With this positive change in mind, the impact of Bright IDEA on its 2nd grade graduates was astonishing - 88 (24%!) third graders who were taught by Bright IDEA second grade teachers were nominated for Gifted and Talented programs. That is, one in every four students from Bright IDEA classes developed the multi-intelligence powers needed for being nominated. 

THIS is how you make a better gifted program, find/create more advanced learning student,s and create a school that has teachers working collaboratively.  Clearly, it can be done but it takes time and the investment of dollars/willingness to do the work.


Anonymous said...

Thank you for keeping the Garfield rape in the public’s mind. The District would like us to forget it. You wrote: “Just like the Garfield incident, the victim, who had been getting good grades, went into a depression. The boy was temporarily sent to an alternative school and then sent back to the same middle school.”

Correct. Our daughter experienced far more than depression. She experienced such disabling PTSD from the assault that she had to go into residential treatment for rape trauma in another state. Her whole world fell apart after her school treated her like a second class citizen, as we detailed to US Dept of Education, OCR (Stop Sexual Assault in High School FB July 16 post). One of the reasons she needed another environment was because the school district ceased communicating with us about accommodations after they offered to transfer her (not the assailant) with the rape as the basis. She also was forced to leave Garfield because the District failed to address retaliation as required by Title IX. Her whole world fell apart. Unlike the AL case, the valued Garfield athlete was never transferred. Despite his history of having sex (consensual?) during school hours at Mercer Middle School in 2010 (8th grade), his Garfield 2012 story of consensual sex/sodomy was nevertheless privileged by Principal Ted Howard. Howard refused to tell the victim, as Title IX requires, that the assailant had been temporarily emergency so the victim could have returned to school. She was naturally terrified of seeing him at school. The school district entirely ignored its Title IX requirements that would have remedied this horrible situation. As a result, her entire high school education and everything she had built for herself was destroyed.

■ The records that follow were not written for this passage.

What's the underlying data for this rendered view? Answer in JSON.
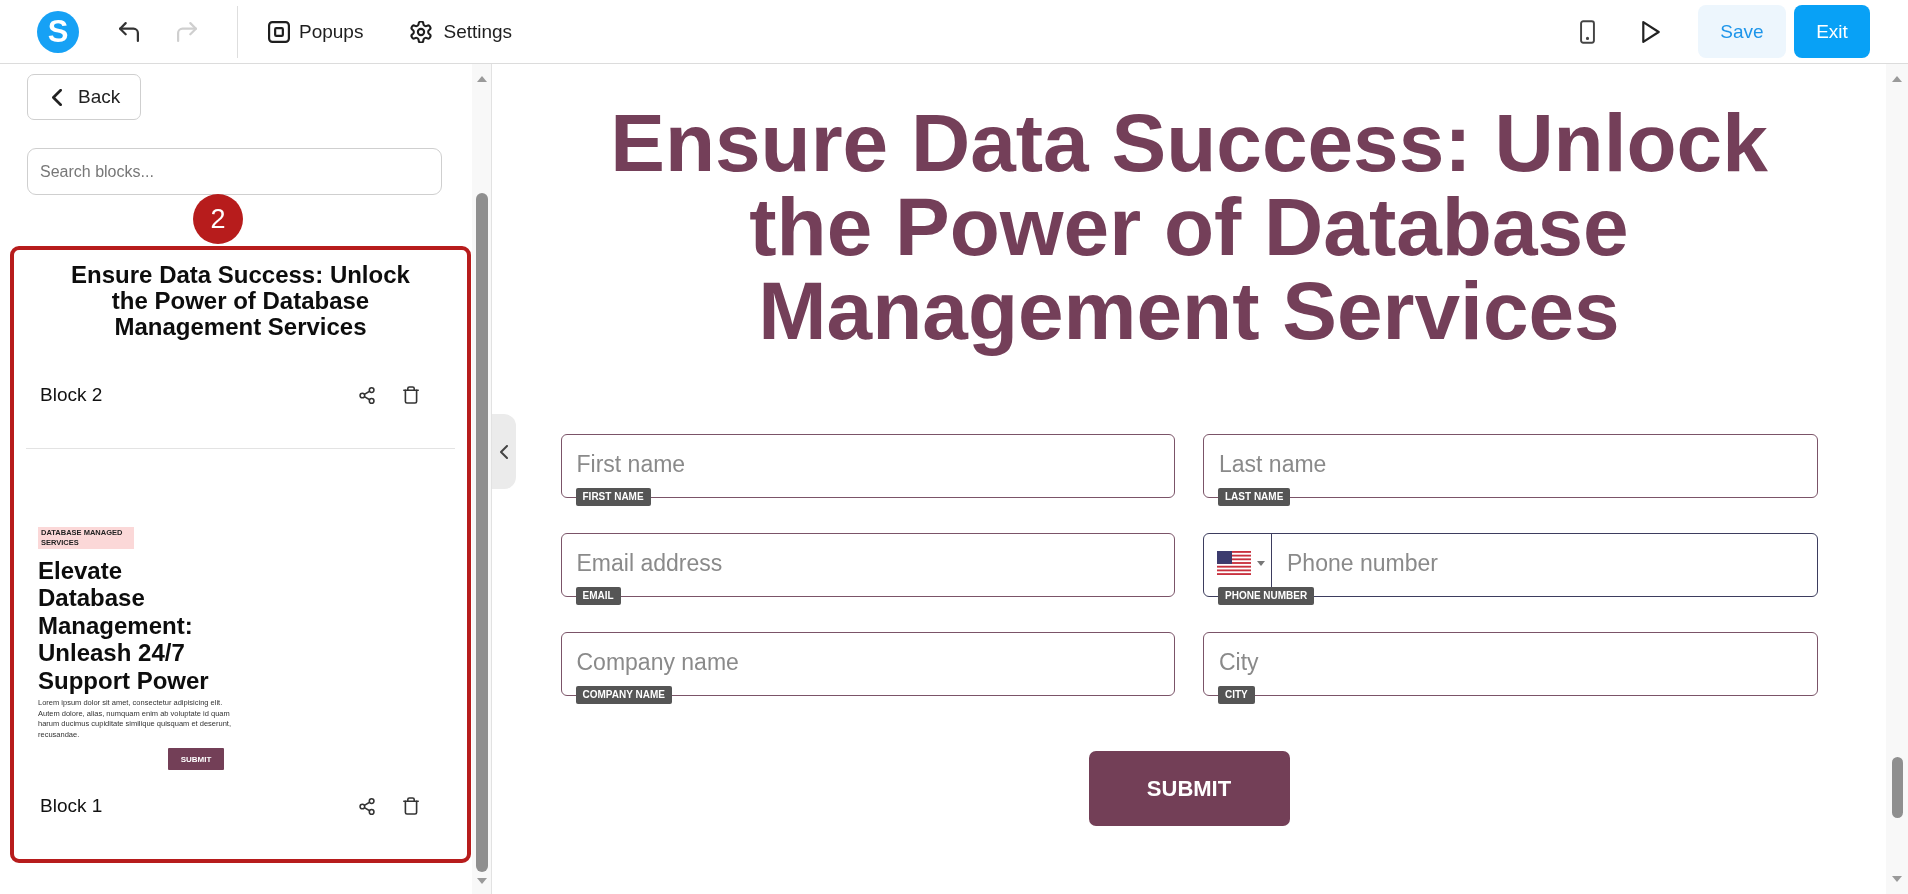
{
  "toolbar": {
    "logo": "S",
    "undo": {
      "disabled": false
    },
    "redo": {
      "disabled": true
    },
    "popups": {
      "label": "Popups"
    },
    "settings": {
      "label": "Settings"
    },
    "save": {
      "label": "Save"
    },
    "exit": {
      "label": "Exit"
    }
  },
  "sidebar": {
    "back": {
      "label": "Back"
    },
    "search": {
      "placeholder": "Search blocks..."
    },
    "annotation": {
      "number": "2"
    },
    "blocks": [
      {
        "kind": "heading",
        "name": "Block 2",
        "preview": {
          "heading": "Ensure Data Success: Unlock the Power of Database Management Services"
        }
      },
      {
        "kind": "hero",
        "name": "Block 1",
        "preview": {
          "tag": "DATABASE MANAGED SERVICES",
          "heading": "Elevate Database Management: Unleash 24/7 Support Power",
          "body": "Lorem ipsum dolor sit amet, consectetur adipisicing elit. Autem dolore, alias, numquam enim ab voluptate id quam harum ducimus cupiditate similique quisquam et deserunt, recusandae.",
          "button": "SUBMIT"
        }
      }
    ]
  },
  "canvas": {
    "heading": "Ensure Data Success: Unlock the Power of Database Management Services",
    "fields": [
      {
        "kind": "text",
        "placeholder": "First name",
        "label": "FIRST NAME"
      },
      {
        "kind": "text",
        "placeholder": "Last name",
        "label": "LAST NAME"
      },
      {
        "kind": "text",
        "placeholder": "Email address",
        "label": "EMAIL"
      },
      {
        "kind": "phone",
        "placeholder": "Phone number",
        "label": "PHONE NUMBER"
      },
      {
        "kind": "text",
        "placeholder": "Company name",
        "label": "COMPANY NAME"
      },
      {
        "kind": "text",
        "placeholder": "City",
        "label": "CITY"
      }
    ],
    "submit": "SUBMIT"
  }
}
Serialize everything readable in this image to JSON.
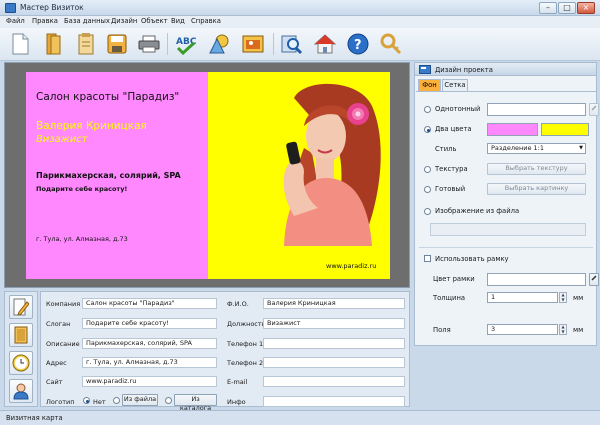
{
  "window": {
    "title": "Мастер Визиток",
    "minimize": "–",
    "maximize": "□",
    "close": "×"
  },
  "menu": [
    "Файл",
    "Правка",
    "База данных",
    "Дизайн",
    "Объект",
    "Вид",
    "Справка"
  ],
  "toolbar": {
    "icons": [
      "new-document-icon",
      "open-folder-icon",
      "templates-icon",
      "save-icon",
      "print-icon",
      "spell-check-icon",
      "shapes-icon",
      "image-icon",
      "zoom-icon",
      "home-icon",
      "help-icon",
      "settings-icon"
    ]
  },
  "card": {
    "company": "Салон красоты \"Парадиз\"",
    "name": "Валерия Криницкая",
    "position": "Визажист",
    "description": "Парикмахерская, солярий, SPA",
    "slogan": "Подарите себе красоту!",
    "address": "г. Тула, ул. Алмазная, д.73",
    "site": "www.paradiz.ru",
    "colors": {
      "left": "#ff88ff",
      "right": "#ffff00",
      "name_color": "#ffff00",
      "position_color": "#ffff00"
    }
  },
  "design_panel": {
    "title": "Дизайн проекта",
    "tabs": [
      "Фон",
      "Сетка"
    ],
    "options": {
      "solid": "Однотонный",
      "two_colors": "Два цвета",
      "style_label": "Стиль",
      "style_value": "Разделение 1:1",
      "texture": "Текстура",
      "select_texture": "Выбрать текстуру",
      "ready": "Готовый",
      "select_picture": "Выбрать картинку",
      "image_from_file": "Изображение из файла"
    },
    "colors": {
      "solid": "#ffffff",
      "color1": "#ff88ff",
      "color2": "#ffff00",
      "frame": "#ffffff"
    },
    "frame": {
      "use_frame": "Использовать рамку",
      "frame_color": "Цвет рамки",
      "thickness_label": "Толщина",
      "thickness_value": "1",
      "thickness_unit": "мм",
      "margins_label": "Поля",
      "margins_value": "3",
      "margins_unit": "мм"
    }
  },
  "form": {
    "left": [
      {
        "label": "Компания",
        "value": "Салон красоты \"Парадиз\""
      },
      {
        "label": "Слоган",
        "value": "Подарите себе красоту!"
      },
      {
        "label": "Описание",
        "value": "Парикмахерская, солярий, SPA"
      },
      {
        "label": "Адрес",
        "value": "г. Тула, ул. Алмазная, д.73"
      },
      {
        "label": "Сайт",
        "value": "www.paradiz.ru"
      }
    ],
    "right": [
      {
        "label": "Ф.И.О.",
        "value": "Валерия Криницкая"
      },
      {
        "label": "Должность",
        "value": "Визажист"
      },
      {
        "label": "Телефон 1",
        "value": ""
      },
      {
        "label": "Телефон 2",
        "value": ""
      },
      {
        "label": "E-mail",
        "value": ""
      },
      {
        "label": "Инфо",
        "value": ""
      }
    ],
    "logo": {
      "label": "Логотип",
      "none": "Нет",
      "from_file": "Из файла",
      "from_catalog": "Из каталога"
    }
  },
  "status": "Визитная карта"
}
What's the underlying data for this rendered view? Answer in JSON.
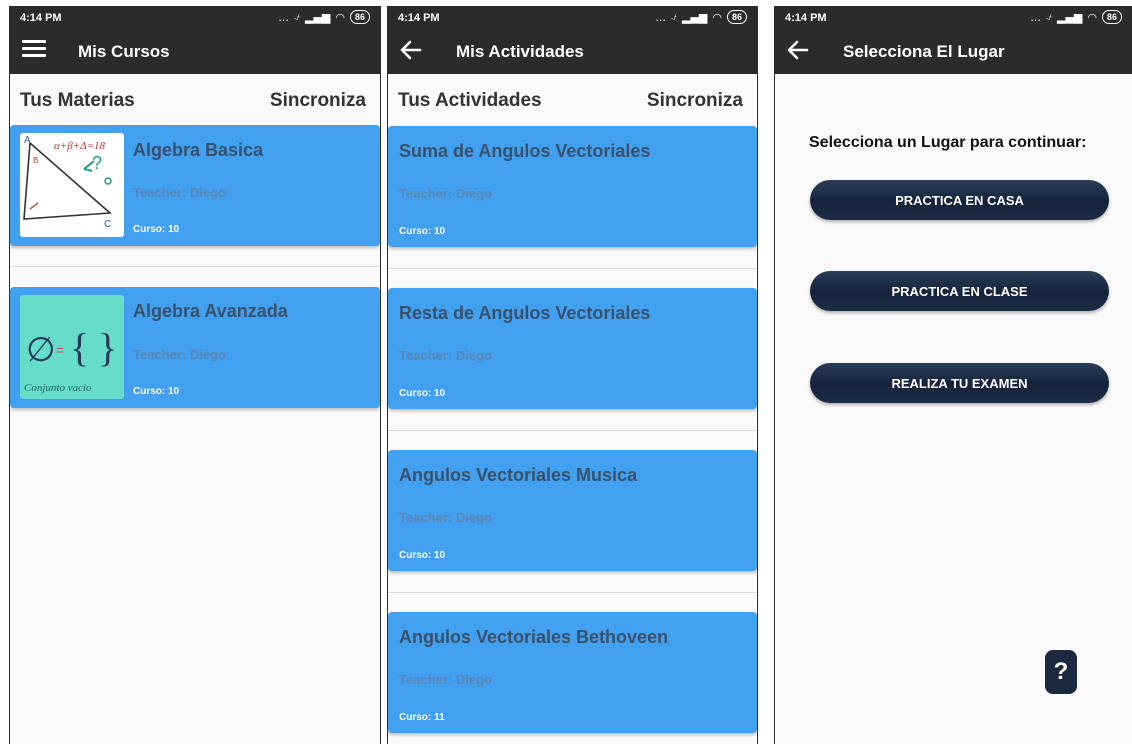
{
  "status_bar": {
    "time": "4:14 PM",
    "battery": "86",
    "dots": "..."
  },
  "screen1": {
    "title": "Mis Cursos",
    "section_title": "Tus Materias",
    "sync_label": "Sincroniza",
    "courses": [
      {
        "name": "Algebra Basica",
        "teacher": "Teacher: Diego",
        "course": "Curso: 10",
        "thumb_text": "α+β+Δ=18",
        "thumb_vertices": [
          "A",
          "B",
          "C"
        ]
      },
      {
        "name": "Algebra Avanzada",
        "teacher": "Teacher: Diego",
        "course": "Curso: 10",
        "thumb_text": "Conjunto vacio"
      }
    ]
  },
  "screen2": {
    "title": "Mis Actividades",
    "section_title": "Tus Actividades",
    "sync_label": "Sincroniza",
    "activities": [
      {
        "name": "Suma de Angulos Vectoriales",
        "teacher": "Teacher: Diego",
        "course": "Curso: 10"
      },
      {
        "name": "Resta de Angulos Vectoriales",
        "teacher": "Teacher: Diego",
        "course": "Curso: 10"
      },
      {
        "name": "Angulos Vectoriales Musica",
        "teacher": "Teacher: Diego",
        "course": "Curso: 10"
      },
      {
        "name": "Angulos Vectoriales Bethoveen",
        "teacher": "Teacher: Diego",
        "course": "Curso: 11"
      }
    ]
  },
  "screen3": {
    "title": "Selecciona El Lugar",
    "prompt": "Selecciona un Lugar para continuar:",
    "options": [
      {
        "label": "PRACTICA EN CASA"
      },
      {
        "label": "PRACTICA EN CLASE"
      },
      {
        "label": "REALIZA TU EXAMEN"
      }
    ],
    "help_label": "?"
  },
  "colors": {
    "app_bar": "#2b2b2b",
    "card": "#42a0f0",
    "button": "#15233a"
  },
  "icons": [
    "menu-icon",
    "back-arrow-icon",
    "wifi-icon",
    "signal-icon",
    "battery-icon",
    "help-icon"
  ]
}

After giving the victim a 504 plan for PTSD and a transfer with the rape as the basis (which she couldn’t use owing to refusal to specify accommodations), the District then reversed itself a year later and decided that she hadn’t even been sexually harassed, let alone sexually assaulted. This after reading the assailant’s admission of rape and the medical reports. All of these rape stories are so horrible that none of us can afford to remain silent. It can happen to anyone.

See Sexual Assault Case Documents:


mosfet said...

Thanks for posting about the "treat all students as gifted" program! Interesting article. Intelligence and high-order thinking, I believe, are part nature, part nurture, and part practice.

Anonymous said...

GHS update:

Teflon Teddy has just issued the decree that there will be no overnight trips this year. No away games for his athletes? No Essentially Ellington for his jazz band? No orchestra competitions? Punish the kids to CYA instead of taking true responsibility for your past actions and for keeping kids safe going forward. This is just Garfield, not district wide, so take it away, Roosevelt, and bring it home for all of us in Seattle.

open ears